While the number of donors age 18 to 24 are comparable to those age 70 and older, it says, the donor who is 70 or older gives three times as much.
“If the goal of a nonprofit is to effectively target today’s best donors, then they should focus significant and smart attention on the donors giving the most money – seniors and boomers,” McIntyre says.
But that does not mean nonprofits should “turn a blind eye” on younger donors, she says.
“Their value will likely increase as they age,” she says. “But fundraising expenditures must be weighted according to a strategy that maximizes those who are giving now.”
And while social media represent an exciting way to reach younger people, the study suggests, those who actively use social media do not use for donations.
Investment in effective management and fundraising also are important to donors, the study says.
Given a choice, it says, people prefer to give to charities that hire top-quality managers, even with higher salaries, rather than to charities that hire less experienced managers and spend fewer dollars on salaries.
An even greater percentage prefer to give to charities that spend more on fundraising and generates more giving than to charities that spend little on fundraising but raise less money.
Only 28 percent of survey respondents prefer efficiency over effectiveness, McIntyre says.

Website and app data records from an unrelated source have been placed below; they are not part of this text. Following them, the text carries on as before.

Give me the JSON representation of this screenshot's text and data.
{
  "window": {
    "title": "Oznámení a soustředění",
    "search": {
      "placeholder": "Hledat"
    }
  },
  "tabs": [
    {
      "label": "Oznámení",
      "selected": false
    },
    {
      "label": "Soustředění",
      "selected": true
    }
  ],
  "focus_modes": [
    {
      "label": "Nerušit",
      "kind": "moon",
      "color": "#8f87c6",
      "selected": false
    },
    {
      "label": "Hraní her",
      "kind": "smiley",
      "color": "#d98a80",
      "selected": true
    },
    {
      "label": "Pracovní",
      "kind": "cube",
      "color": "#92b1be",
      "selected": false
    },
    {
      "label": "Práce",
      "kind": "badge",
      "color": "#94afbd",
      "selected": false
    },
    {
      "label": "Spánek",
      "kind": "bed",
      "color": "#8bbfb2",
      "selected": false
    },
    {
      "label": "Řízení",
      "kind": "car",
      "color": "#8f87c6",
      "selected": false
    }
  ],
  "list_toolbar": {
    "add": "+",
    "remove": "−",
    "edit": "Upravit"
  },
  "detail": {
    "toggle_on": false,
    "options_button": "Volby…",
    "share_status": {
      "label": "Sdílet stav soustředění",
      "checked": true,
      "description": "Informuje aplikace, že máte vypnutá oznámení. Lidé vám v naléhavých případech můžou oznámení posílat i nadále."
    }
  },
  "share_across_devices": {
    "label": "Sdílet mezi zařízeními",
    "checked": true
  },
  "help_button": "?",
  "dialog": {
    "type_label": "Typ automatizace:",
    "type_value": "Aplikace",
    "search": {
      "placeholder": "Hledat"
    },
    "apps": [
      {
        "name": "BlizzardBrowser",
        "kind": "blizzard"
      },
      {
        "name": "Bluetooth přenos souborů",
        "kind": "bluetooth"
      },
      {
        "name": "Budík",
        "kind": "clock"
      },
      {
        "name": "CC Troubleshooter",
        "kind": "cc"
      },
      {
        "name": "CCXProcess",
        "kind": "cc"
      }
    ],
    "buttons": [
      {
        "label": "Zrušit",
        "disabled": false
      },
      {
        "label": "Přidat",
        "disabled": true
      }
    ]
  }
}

“Nonprofits are under relentless scrutiny for their fundraising costs,” McIntyre says. “What donors want more than anything else is value for their money. Spending money on salaries is fine, as long as your leaders are effective. If you spend more on fundraising, it’s fine as long as it effectively raises more money for the work.”